— Exercise —
Search the data for the word "subject" and copy every line that contains it.

*** Opening of Given data ***

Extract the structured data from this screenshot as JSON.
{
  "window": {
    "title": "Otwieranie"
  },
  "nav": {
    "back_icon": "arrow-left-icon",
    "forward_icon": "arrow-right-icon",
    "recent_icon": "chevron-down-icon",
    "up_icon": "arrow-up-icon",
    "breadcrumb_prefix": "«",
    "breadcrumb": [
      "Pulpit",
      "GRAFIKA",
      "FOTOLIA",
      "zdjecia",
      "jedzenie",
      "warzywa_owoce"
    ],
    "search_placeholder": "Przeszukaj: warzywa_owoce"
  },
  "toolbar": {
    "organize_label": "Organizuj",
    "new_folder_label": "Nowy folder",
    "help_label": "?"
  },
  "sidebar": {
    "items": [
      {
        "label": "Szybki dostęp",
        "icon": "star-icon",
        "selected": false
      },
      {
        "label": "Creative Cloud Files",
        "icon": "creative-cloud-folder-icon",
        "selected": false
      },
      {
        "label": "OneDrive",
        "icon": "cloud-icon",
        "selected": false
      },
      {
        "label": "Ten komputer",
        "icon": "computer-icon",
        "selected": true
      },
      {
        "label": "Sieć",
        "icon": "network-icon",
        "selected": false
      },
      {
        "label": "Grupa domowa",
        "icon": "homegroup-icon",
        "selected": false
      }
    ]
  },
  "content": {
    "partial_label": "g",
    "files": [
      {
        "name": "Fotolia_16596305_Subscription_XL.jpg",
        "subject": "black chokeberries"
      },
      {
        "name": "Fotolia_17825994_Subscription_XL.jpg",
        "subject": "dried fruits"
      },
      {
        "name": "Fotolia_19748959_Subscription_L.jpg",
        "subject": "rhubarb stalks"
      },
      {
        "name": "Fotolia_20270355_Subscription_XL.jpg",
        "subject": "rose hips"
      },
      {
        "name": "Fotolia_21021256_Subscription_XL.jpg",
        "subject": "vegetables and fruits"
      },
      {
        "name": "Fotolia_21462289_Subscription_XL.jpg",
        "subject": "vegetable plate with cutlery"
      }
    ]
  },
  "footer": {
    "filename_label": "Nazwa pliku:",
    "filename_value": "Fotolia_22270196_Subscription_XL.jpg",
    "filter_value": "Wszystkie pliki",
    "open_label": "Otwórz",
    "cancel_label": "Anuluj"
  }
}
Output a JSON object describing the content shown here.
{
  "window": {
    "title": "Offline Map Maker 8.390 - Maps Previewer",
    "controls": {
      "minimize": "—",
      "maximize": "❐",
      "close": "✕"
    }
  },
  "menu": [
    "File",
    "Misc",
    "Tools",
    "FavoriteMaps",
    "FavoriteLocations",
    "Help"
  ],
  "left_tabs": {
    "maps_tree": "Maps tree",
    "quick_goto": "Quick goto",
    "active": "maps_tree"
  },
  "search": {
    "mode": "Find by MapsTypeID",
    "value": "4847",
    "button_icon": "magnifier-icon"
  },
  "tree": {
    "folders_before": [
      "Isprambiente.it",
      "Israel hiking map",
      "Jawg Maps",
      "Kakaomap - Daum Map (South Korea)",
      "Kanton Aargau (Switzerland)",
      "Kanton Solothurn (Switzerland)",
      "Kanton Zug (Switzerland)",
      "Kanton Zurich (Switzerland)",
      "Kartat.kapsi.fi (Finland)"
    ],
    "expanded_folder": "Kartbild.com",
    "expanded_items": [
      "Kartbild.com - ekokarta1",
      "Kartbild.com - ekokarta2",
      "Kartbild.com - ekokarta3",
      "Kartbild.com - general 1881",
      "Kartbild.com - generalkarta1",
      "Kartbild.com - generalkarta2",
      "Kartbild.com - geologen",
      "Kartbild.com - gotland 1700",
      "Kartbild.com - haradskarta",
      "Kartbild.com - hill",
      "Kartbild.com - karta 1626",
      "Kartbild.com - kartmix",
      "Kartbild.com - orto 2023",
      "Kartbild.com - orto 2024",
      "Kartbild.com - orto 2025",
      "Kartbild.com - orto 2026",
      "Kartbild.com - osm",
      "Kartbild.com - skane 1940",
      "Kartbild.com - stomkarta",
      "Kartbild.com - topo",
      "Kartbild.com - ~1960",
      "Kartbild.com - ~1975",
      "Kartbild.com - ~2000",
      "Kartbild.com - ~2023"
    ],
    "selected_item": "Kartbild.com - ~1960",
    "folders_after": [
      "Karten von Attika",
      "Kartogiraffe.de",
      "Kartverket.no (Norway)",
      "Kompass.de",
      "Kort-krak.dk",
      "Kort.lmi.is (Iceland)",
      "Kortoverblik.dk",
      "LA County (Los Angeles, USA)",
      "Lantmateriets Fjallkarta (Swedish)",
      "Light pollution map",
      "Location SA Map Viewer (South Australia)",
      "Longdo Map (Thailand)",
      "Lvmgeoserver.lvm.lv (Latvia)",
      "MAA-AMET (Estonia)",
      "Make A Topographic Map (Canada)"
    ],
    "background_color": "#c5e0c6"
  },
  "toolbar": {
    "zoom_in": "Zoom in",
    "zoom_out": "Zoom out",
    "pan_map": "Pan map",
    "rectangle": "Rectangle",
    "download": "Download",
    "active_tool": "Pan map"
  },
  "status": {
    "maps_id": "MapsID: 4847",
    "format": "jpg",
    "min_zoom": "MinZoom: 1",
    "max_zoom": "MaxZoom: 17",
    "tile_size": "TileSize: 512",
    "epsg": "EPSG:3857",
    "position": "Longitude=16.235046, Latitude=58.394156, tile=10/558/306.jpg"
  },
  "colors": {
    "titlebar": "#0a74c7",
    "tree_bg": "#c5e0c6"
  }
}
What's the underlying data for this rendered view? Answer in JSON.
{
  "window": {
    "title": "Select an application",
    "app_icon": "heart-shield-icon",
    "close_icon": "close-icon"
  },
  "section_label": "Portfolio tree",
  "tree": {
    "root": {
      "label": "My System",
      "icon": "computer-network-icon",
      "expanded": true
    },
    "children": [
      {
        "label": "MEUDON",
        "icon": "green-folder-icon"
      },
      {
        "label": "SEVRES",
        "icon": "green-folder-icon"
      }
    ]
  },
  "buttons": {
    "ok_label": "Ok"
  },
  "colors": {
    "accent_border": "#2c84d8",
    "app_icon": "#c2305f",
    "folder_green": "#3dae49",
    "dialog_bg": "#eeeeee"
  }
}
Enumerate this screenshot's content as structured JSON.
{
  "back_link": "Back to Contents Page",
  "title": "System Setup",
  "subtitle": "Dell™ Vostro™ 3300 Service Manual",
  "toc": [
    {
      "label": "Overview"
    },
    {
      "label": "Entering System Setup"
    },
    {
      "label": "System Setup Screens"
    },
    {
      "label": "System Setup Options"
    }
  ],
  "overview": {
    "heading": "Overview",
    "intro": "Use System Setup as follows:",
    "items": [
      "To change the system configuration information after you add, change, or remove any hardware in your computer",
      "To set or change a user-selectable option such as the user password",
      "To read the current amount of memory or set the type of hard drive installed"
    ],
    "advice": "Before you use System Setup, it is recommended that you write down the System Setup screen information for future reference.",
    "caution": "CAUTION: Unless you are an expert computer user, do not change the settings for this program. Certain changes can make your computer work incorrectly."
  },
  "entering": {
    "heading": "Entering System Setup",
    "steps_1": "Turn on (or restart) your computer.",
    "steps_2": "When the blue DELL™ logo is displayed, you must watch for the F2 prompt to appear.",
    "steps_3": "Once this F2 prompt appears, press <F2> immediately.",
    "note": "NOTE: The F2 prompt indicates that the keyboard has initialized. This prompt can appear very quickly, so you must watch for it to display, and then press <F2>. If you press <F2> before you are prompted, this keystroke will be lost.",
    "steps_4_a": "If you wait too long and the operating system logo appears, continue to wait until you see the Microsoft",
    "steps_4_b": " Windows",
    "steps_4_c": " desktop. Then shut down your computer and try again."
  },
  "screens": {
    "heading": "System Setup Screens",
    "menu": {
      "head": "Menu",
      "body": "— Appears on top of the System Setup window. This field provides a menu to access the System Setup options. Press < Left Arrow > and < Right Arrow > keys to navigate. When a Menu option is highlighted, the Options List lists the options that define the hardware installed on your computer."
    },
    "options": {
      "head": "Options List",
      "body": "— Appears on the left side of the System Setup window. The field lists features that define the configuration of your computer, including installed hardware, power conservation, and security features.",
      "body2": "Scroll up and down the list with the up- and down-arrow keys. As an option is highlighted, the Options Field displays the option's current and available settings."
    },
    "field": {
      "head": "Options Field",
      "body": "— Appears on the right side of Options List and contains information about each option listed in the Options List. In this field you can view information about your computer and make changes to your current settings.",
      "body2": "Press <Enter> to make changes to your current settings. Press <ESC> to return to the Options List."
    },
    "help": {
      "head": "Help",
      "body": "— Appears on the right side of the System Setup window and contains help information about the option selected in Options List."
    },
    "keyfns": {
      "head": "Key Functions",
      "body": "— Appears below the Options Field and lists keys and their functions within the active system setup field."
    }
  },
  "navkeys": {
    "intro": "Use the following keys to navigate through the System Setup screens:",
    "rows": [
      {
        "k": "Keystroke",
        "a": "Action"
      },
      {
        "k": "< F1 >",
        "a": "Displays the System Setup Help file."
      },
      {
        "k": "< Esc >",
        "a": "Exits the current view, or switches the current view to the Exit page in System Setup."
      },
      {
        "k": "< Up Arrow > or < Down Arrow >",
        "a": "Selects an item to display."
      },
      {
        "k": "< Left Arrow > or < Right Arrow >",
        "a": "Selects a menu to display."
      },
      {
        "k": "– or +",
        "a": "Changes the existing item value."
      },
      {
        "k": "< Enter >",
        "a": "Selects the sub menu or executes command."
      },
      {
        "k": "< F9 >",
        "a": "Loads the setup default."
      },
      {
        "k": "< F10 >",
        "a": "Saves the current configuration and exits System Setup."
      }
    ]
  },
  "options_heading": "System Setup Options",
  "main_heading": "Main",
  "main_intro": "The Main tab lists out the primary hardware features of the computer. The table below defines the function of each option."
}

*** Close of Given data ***

— Response area —
        "subject": "black chokeberries"
        "subject": "dried fruits"
        "subject": "rhubarb stalks"
        "subject": "rose hips"
        "subject": "vegetables and fruits"
        "subject": "vegetable plate with cutlery"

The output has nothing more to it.